RECORDS PROVIDED:

____

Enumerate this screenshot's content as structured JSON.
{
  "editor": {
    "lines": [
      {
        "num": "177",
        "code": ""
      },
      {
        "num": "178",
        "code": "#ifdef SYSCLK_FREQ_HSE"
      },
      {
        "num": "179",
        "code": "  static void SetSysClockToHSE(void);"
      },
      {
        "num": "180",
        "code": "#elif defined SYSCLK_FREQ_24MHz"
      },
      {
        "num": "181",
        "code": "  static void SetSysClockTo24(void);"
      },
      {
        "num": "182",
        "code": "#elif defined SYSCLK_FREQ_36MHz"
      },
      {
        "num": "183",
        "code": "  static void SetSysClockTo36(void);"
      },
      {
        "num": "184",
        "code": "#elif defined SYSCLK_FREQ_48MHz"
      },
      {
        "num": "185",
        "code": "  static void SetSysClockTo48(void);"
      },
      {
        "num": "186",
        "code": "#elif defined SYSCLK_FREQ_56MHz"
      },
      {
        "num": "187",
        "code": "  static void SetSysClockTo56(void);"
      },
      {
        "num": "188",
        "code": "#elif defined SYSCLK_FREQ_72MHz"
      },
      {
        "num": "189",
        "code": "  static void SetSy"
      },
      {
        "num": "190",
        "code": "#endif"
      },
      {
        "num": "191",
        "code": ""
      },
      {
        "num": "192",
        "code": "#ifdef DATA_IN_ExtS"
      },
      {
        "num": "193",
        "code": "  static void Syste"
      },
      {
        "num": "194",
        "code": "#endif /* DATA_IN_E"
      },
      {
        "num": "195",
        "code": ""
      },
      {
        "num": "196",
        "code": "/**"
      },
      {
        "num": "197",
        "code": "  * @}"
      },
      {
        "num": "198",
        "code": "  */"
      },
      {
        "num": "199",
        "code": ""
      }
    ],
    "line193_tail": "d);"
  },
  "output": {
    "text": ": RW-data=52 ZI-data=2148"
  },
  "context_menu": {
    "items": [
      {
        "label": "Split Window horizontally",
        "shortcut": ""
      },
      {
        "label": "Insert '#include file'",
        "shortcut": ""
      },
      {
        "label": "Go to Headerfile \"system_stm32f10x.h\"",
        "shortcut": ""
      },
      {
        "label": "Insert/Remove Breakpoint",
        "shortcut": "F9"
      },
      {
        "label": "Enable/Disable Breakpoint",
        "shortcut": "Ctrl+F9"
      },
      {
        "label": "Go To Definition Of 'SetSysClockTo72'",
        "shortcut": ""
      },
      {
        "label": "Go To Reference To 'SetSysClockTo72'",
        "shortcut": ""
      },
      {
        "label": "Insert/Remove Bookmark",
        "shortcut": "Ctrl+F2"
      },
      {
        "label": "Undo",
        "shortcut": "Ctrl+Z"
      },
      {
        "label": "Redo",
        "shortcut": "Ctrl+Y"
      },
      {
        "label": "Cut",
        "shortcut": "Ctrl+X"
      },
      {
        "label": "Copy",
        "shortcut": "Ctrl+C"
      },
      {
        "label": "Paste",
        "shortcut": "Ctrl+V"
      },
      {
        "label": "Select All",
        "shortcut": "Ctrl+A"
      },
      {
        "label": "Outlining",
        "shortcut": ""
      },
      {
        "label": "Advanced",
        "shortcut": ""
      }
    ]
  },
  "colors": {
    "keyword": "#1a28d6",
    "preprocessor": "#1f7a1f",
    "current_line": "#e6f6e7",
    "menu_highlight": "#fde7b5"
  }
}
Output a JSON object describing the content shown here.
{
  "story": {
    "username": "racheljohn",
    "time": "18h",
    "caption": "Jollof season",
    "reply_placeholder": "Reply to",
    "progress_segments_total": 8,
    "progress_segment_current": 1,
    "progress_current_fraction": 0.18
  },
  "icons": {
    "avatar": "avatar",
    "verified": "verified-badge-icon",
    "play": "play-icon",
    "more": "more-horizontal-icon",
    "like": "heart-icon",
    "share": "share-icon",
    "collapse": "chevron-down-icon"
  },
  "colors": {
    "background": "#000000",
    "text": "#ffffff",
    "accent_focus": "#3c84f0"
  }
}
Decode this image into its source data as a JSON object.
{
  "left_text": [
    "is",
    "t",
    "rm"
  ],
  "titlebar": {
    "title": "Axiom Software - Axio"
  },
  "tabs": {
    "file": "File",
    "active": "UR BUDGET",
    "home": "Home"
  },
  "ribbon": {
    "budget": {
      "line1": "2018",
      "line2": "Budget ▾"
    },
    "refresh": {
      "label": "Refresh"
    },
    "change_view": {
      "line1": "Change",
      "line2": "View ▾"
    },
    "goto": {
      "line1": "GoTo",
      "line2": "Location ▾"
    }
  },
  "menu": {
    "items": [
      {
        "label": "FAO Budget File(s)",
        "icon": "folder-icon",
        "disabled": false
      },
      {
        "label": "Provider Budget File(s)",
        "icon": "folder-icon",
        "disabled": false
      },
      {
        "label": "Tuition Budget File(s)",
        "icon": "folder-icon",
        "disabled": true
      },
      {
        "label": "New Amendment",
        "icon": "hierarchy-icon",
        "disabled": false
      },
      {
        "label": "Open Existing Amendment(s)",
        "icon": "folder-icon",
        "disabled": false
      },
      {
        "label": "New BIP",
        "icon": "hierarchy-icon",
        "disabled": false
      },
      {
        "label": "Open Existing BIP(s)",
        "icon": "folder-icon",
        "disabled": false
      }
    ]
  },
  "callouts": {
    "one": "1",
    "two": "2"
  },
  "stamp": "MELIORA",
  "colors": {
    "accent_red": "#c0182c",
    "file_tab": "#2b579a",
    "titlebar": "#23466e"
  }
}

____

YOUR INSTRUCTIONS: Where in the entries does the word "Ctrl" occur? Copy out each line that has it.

RESPONSE:
        "shortcut": "Ctrl+F9"
        "shortcut": "Ctrl+F2"
        "shortcut": "Ctrl+Z"
        "shortcut": "Ctrl+Y"
        "shortcut": "Ctrl+X"
        "shortcut": "Ctrl+C"
        "shortcut": "Ctrl+V"
        "shortcut": "Ctrl+A"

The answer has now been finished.